  • Fresh bedding
  • Pajamas
  • A bar of soap
  • A razor
  • A toothbrush
  • Television
  • Radio with an alarm clock
  • Temperature control
  • A comfy pillow

It was surprisingly comfortable and not as tiny as I had imagined. I think I’ll end up doing it again as it is cheap, easy and check-in is possible in the middle of the night if necessary. At most capsule hotels women are not allowed, but this one had a section for women as well.

Capsules Tokyo Bay

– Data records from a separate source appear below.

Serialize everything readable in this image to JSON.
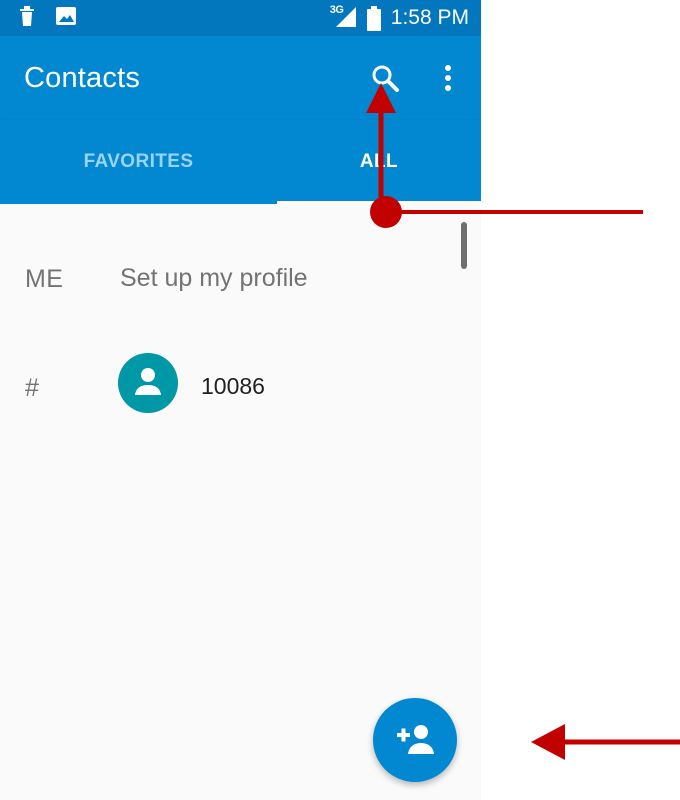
{
  "status_bar": {
    "network_type": "3G",
    "time": "1:58 PM",
    "icons": [
      "trash-icon",
      "image-icon",
      "signal-icon",
      "battery-icon"
    ]
  },
  "app_bar": {
    "title": "Contacts",
    "actions": [
      "search-icon",
      "more-vert-icon"
    ]
  },
  "tabs": [
    {
      "label": "FAVORITES",
      "selected": false
    },
    {
      "label": "ALL",
      "selected": true
    }
  ],
  "profile": {
    "section": "ME",
    "text": "Set up my profile"
  },
  "contacts": [
    {
      "section": "#",
      "name": "10086",
      "avatar_icon": "person-icon",
      "avatar_color": "#0097a7"
    }
  ],
  "fab": {
    "icon": "add-person-icon"
  },
  "colors": {
    "status_bar": "#0277bd",
    "app_bar": "#0288d1",
    "accent": "#0288d1",
    "avatar": "#0097a7",
    "annotation": "#c30000"
  },
  "annotations": {
    "arrows": [
      "search-annotation-arrow",
      "add-contact-annotation-arrow"
    ]
  }
}
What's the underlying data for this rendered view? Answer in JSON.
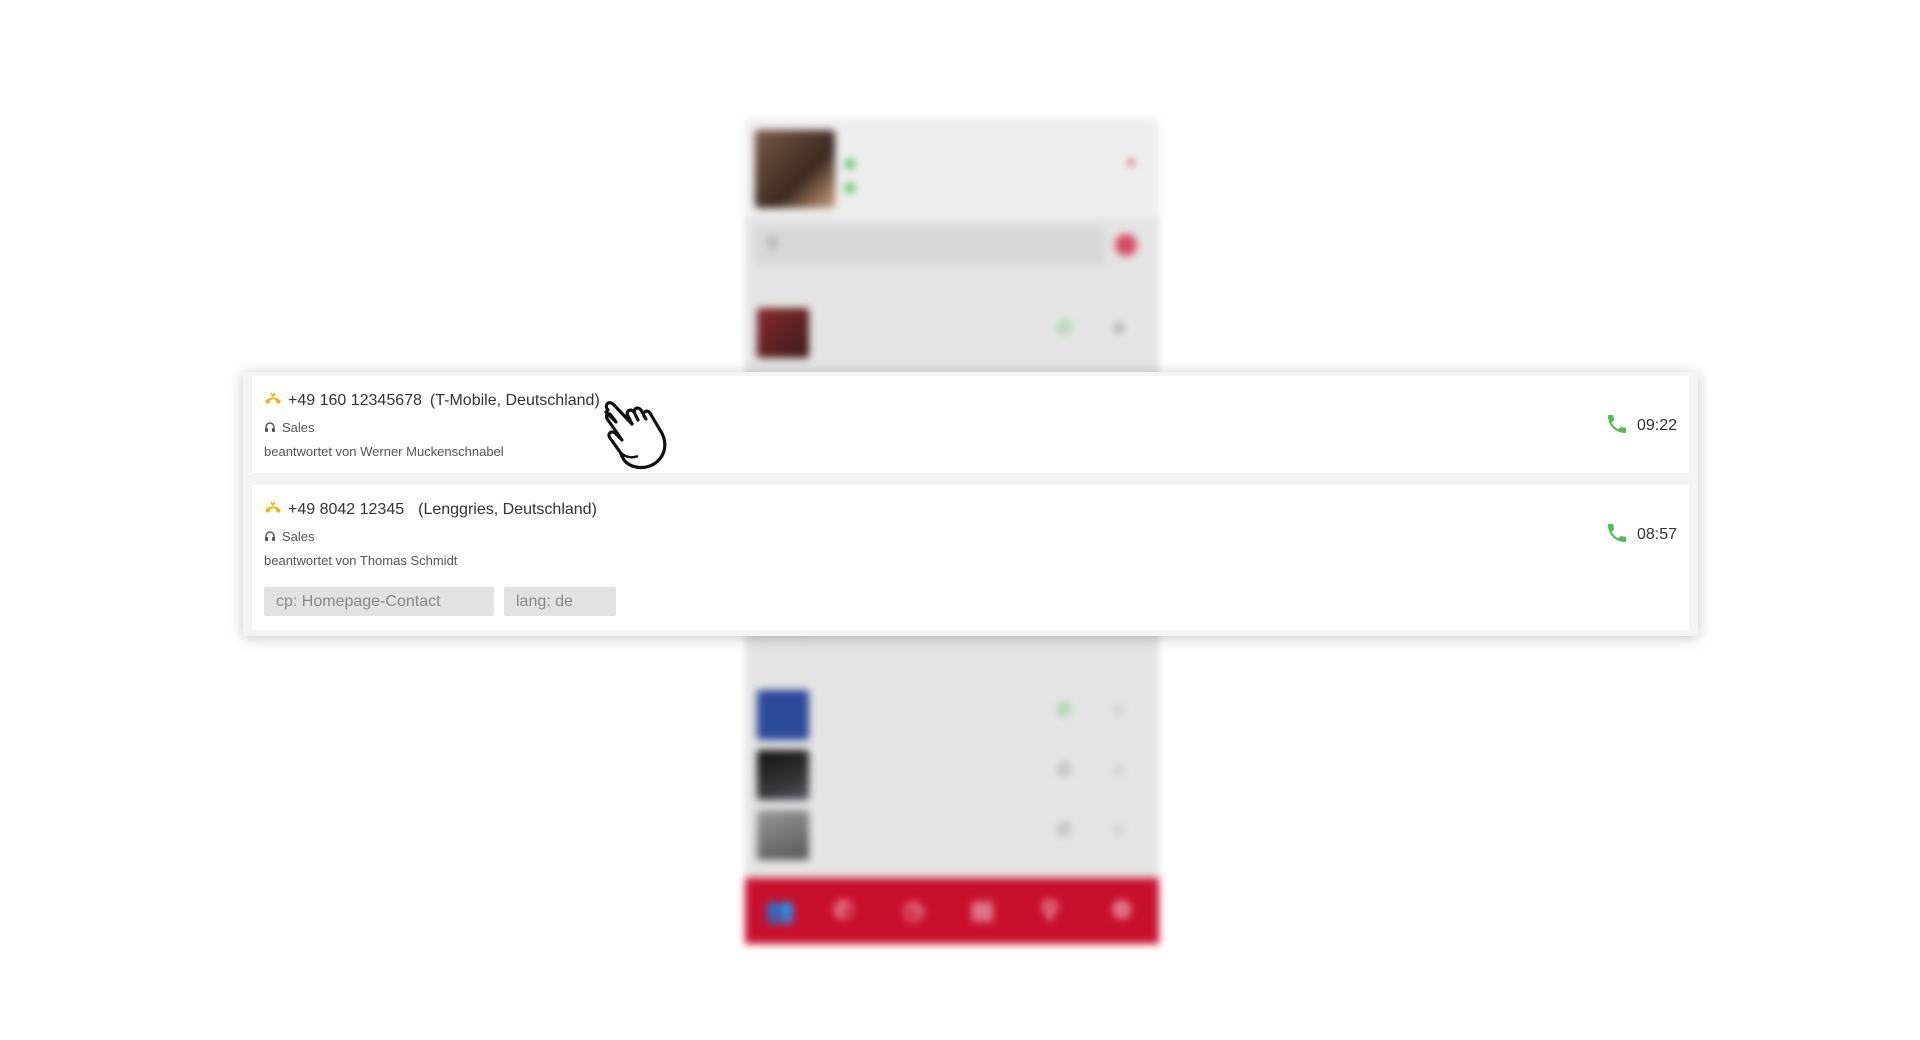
{
  "calls": [
    {
      "number": "+49 160 12345678",
      "location": "(T-Mobile, Deutschland)",
      "group": "Sales",
      "answered_by": "beantwortet von Werner Muckenschnabel",
      "time": "09:22",
      "tags": []
    },
    {
      "number": "+49 8042 12345",
      "location": "(Lenggries, Deutschland)",
      "group": "Sales",
      "answered_by": "beantwortet von Thomas Schmidt",
      "time": "08:57",
      "tags": [
        "cp: Homepage-Contact",
        "lang: de"
      ]
    }
  ],
  "colors": {
    "accent_red": "#c8102e",
    "call_green": "#4cbf4c",
    "incoming_icon": "#f0b400"
  },
  "icons": {
    "incoming_call": "incoming-call-icon",
    "group": "headset-icon",
    "call": "phone-icon",
    "cursor": "hand-cursor-icon"
  }
}
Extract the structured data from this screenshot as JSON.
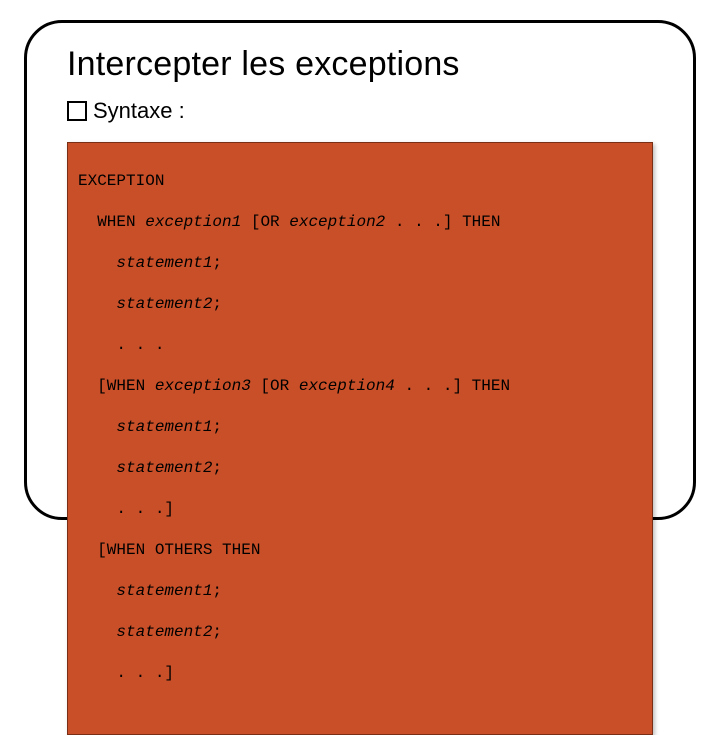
{
  "title": "Intercepter les exceptions",
  "bullet": "Syntaxe :",
  "code": {
    "l1": "EXCEPTION",
    "l2a": "WHEN ",
    "l2b": "exception1",
    "l2c": " [OR ",
    "l2d": "exception2",
    "l2e": " . . .] THEN",
    "l3a": "statement1",
    "l3b": ";",
    "l4a": "statement2",
    "l4b": ";",
    "l5": ". . .",
    "l6a": "[WHEN ",
    "l6b": "exception3",
    "l6c": " [OR ",
    "l6d": "exception4",
    "l6e": " . . .] THEN",
    "l7a": "statement1",
    "l7b": ";",
    "l8a": "statement2",
    "l8b": ";",
    "l9": ". . .]",
    "l10": "[WHEN OTHERS THEN",
    "l11a": "statement1",
    "l11b": ";",
    "l12a": "statement2",
    "l12b": ";",
    "l13": ". . .]"
  }
}
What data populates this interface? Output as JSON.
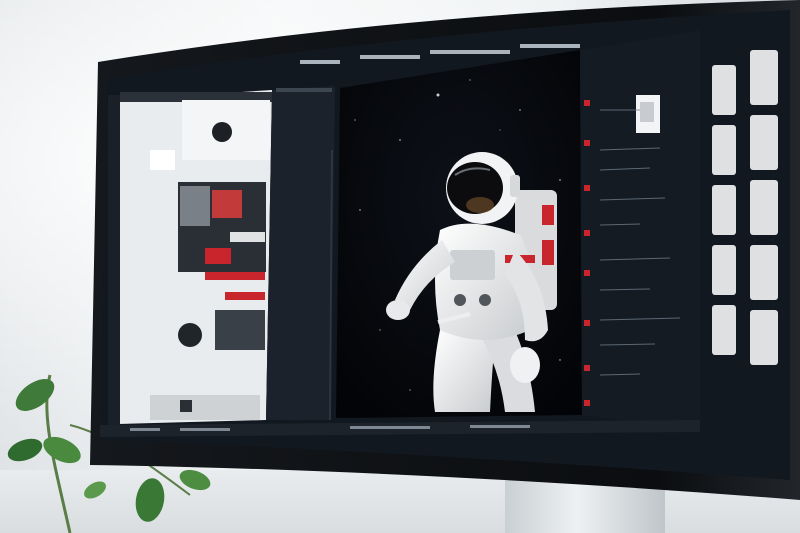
{
  "scene": {
    "description_label": "",
    "palette": {
      "wall": "#eef1f3",
      "bezel": "#0b0d10",
      "screen_bg": "#0f141a",
      "space": "#05070b",
      "suit": "#e9eaeb",
      "accent_red": "#c8262c",
      "leaf": "#3f7a3a"
    },
    "icons": [
      "plant-icon",
      "astronaut-icon",
      "helmet-icon"
    ]
  }
}
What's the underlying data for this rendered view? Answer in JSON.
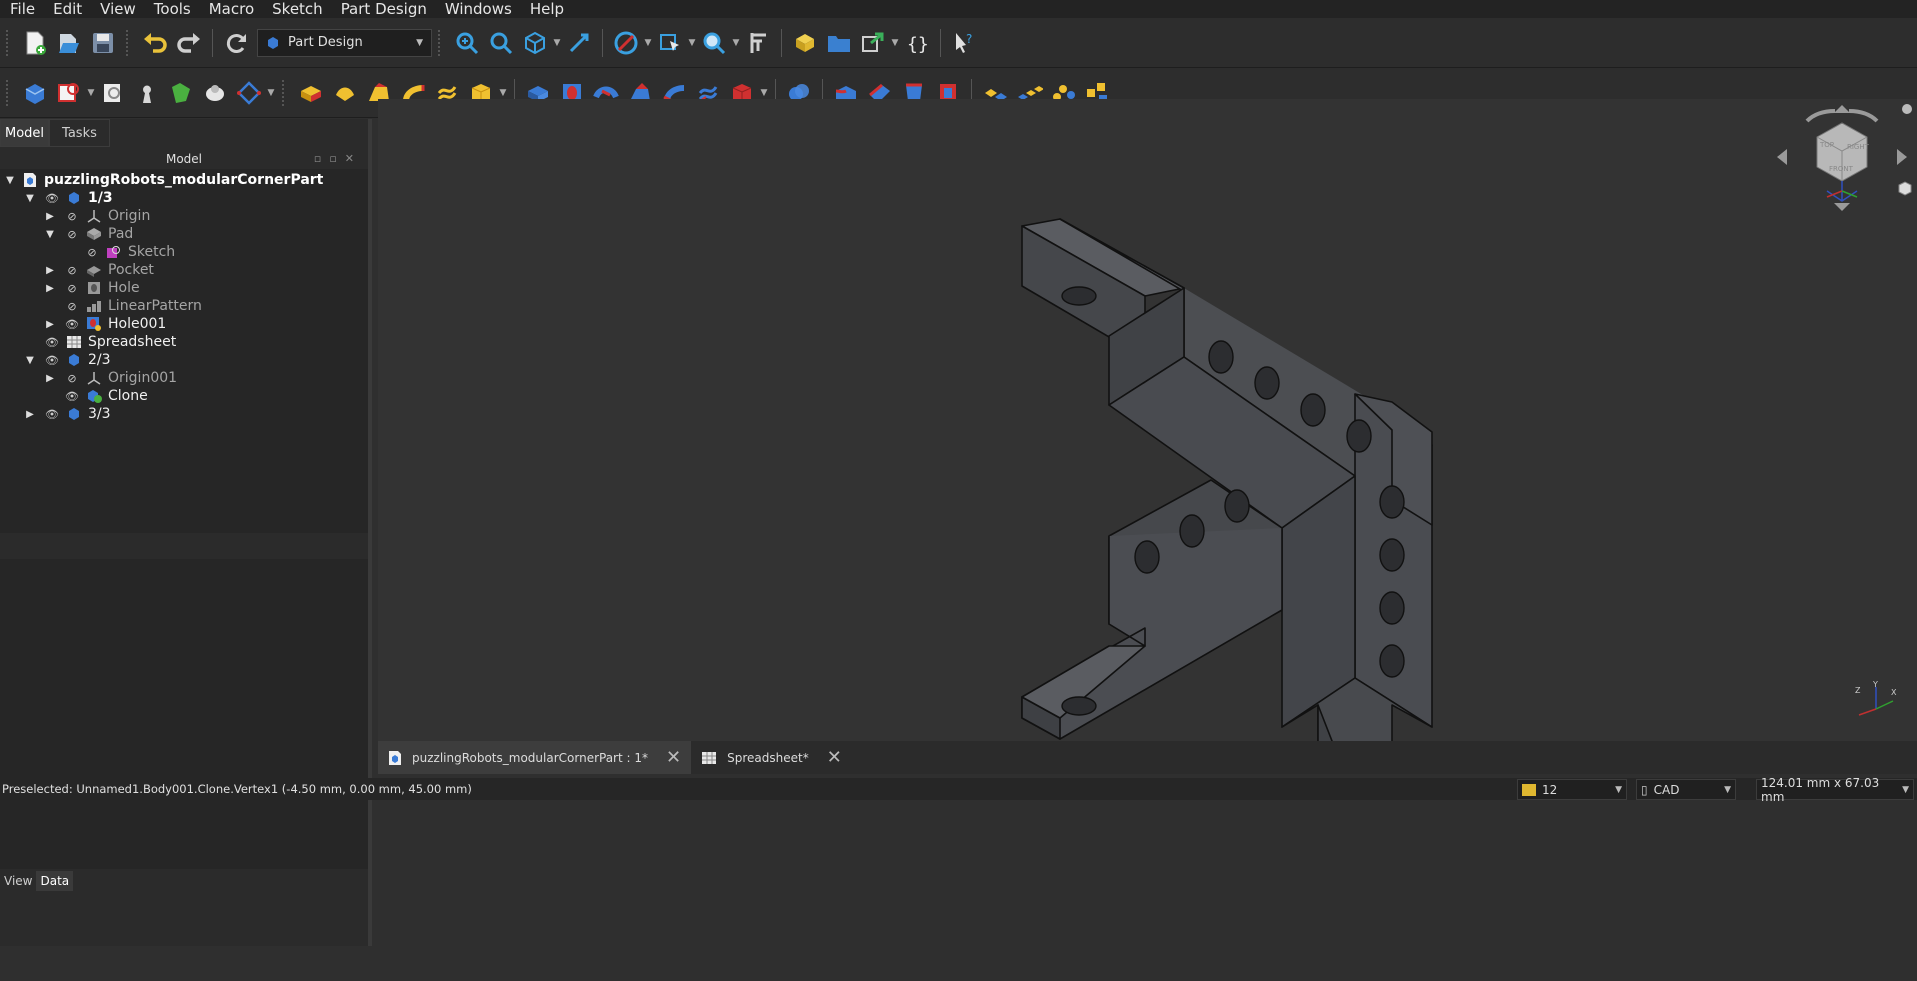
{
  "menu": [
    "File",
    "Edit",
    "View",
    "Tools",
    "Macro",
    "Sketch",
    "Part Design",
    "Windows",
    "Help"
  ],
  "workbench": {
    "selected": "Part Design"
  },
  "panel": {
    "tabs": [
      "Model",
      "Tasks"
    ],
    "tree_title": "Model",
    "bottom_tabs": [
      "View",
      "Data"
    ]
  },
  "tree": {
    "document": "puzzlingRobots_modularCornerPart",
    "body1": "1/3",
    "origin": "Origin",
    "pad": "Pad",
    "sketch": "Sketch",
    "pocket": "Pocket",
    "hole": "Hole",
    "linearpattern": "LinearPattern",
    "hole001": "Hole001",
    "spreadsheet": "Spreadsheet",
    "body2": "2/3",
    "origin001": "Origin001",
    "clone": "Clone",
    "body3": "3/3"
  },
  "doc_tabs": {
    "main": "puzzlingRobots_modularCornerPart : 1*",
    "sheet": "Spreadsheet*"
  },
  "status": {
    "preselected": "Preselected: Unnamed1.Body001.Clone.Vertex1 (-4.50 mm, 0.00 mm, 45.00 mm)",
    "layer": "12",
    "nav_style": "CAD",
    "dimensions": "124.01 mm x 67.03 mm"
  },
  "navcube": {
    "faces": [
      "TOP",
      "RIGHT",
      "FRONT"
    ]
  },
  "triad": {
    "axes": [
      "Z",
      "Y",
      "X"
    ]
  },
  "colors": {
    "background": "#333333",
    "part": "#4a4c50",
    "edges": "#111111",
    "accent": "#3a7bd5"
  }
}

In the morning I walked around beautiful Asakusa and visited two of the major temples there which were gearing up for the New Years celebrations. I took a lot of breaks (had a mister donut along the way!) as I was lugging around my full backpack, but managed to walk a couple miles before meeting Jay, Maddie and Dustin to catch a ferry to Odaiba. Odaiba is a sort-of tourist center by Tokyo bay that has a few major attractions like the Fuji TV headquarters and some giant shopping malls. When we arrived there was some Japanese girl-band performing on a stage in front of the Fuji building which was rather entertaining. The Fuji building has a large observatory that is open to the public and has an amazing view of the bay and the Tokyo skyline that includes the Rainbow Bridge and the Tokyo Tower (above) so we went up there and expected nothing more than some good photo-ops. We had no idea what was in store. Up in the observatory, they had everyone stand behind rows of railing in the middle of the room. Windowshades lowered, music came on and after a brief weird little light show a video started. It was a hilariously cheesy (and thus fantastic) virtual flyover tour of Tokyo complete with a cast of uniformed narrators. The best part, though, were the cameos by Hard Gay. Hard Gay is a popular comedian in Japan who does a lot of ass-shaking, woo!-ing and arm-waving. I have no idea what to make of it or what most Japanese people think about it but they seem to love him. The camera would fly by a big landmark and then zoom in and he’d be dancing around shouting something. I don’t get it, but I love it.

After that we joined up with Mayu, Shige, Kiyomi, Derek and Michelle at Palette Town (no idea why its called that) and hashed out the plans for the evening. Another great think about Japan is that you can buy alcohol at any hour and drink in public, but no one seems to abuse the privelege. So we hung out, enjoyed some chu-hai, sake and arcade games, then went to Shibuya for dinner. Our group was 8 people so we had a large room to ourselves and ate a delicious dinner together before attempting make it to a temple by midnight. Trying to mobilize the group proved difficult and we ended up being part of the massive crowd on the street in the famous giant intersection in Shibuya. It was madness.

From there we went to the temple, made some New Years wishes, had some New Years snacks, then went to Shinjuku for… Karaoke! We found a place that offered an all-you-can-eat-and-sing-and-drink all night until they close at 5am so needless to say thats what I did until 5. So much fun. Then Mayu and I went to Meijijingu temple, the largest and most famous (and most crowded) temple in Tokyo. Even at 5:30am it was full of people who had been partying all night.

Then, finally, sleep. Such a great New Years.